> **What is expected**:
The expected response is a copy of every line in the entries below that includes the word "true".

Page and application data records

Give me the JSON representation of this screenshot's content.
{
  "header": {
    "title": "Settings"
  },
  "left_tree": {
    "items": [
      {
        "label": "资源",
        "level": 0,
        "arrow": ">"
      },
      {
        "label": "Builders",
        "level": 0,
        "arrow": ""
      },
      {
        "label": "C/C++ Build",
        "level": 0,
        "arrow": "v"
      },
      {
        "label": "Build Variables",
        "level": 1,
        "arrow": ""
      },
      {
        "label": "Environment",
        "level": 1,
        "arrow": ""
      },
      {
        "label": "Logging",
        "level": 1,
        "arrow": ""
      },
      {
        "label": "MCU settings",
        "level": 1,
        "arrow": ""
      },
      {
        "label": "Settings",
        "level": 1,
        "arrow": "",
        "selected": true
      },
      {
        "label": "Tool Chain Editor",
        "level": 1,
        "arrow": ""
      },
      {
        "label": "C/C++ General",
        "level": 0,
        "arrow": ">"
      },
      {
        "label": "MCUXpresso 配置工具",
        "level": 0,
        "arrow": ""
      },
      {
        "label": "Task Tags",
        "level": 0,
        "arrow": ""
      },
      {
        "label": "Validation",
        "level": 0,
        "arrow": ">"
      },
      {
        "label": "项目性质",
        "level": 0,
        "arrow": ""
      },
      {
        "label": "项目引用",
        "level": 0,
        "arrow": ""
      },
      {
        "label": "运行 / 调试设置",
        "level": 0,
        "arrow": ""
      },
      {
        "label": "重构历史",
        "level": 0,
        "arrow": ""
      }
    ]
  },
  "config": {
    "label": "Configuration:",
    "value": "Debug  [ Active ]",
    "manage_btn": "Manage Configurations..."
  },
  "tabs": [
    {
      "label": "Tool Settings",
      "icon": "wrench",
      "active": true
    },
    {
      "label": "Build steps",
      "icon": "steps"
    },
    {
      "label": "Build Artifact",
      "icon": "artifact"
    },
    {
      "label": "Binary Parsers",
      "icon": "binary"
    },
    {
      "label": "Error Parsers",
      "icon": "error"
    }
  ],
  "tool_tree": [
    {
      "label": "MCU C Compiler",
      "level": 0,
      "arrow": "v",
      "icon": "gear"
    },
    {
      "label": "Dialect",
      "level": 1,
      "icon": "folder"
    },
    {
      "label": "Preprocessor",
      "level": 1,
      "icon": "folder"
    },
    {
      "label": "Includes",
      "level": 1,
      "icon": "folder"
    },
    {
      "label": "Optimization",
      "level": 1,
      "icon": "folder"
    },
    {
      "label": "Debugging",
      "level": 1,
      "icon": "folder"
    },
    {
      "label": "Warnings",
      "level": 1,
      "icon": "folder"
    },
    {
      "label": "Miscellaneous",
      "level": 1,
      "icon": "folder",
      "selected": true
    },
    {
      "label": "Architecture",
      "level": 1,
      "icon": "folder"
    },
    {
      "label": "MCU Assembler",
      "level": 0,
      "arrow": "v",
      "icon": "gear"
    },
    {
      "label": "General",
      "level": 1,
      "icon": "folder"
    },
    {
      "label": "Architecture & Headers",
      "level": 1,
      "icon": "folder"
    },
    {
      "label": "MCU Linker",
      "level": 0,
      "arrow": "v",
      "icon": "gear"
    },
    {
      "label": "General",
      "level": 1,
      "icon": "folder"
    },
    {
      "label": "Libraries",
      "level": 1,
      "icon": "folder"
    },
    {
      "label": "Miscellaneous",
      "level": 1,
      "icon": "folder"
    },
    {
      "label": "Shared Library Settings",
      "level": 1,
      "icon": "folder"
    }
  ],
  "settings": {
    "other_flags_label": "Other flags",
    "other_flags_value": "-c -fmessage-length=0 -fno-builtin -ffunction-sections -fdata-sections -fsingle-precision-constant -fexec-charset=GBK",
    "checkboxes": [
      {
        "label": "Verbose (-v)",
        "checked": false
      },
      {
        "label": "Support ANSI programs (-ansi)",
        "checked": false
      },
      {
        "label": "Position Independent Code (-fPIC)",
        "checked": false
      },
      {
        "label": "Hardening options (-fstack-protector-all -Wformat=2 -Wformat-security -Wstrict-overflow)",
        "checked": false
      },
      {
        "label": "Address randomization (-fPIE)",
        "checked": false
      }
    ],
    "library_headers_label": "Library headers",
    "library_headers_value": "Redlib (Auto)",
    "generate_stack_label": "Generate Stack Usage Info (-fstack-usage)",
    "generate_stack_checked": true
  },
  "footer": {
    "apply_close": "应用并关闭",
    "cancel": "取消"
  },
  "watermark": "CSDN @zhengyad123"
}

> **Written response**:
        "selected": true
      "active": true
      "selected": true
    "generate_stack_checked": true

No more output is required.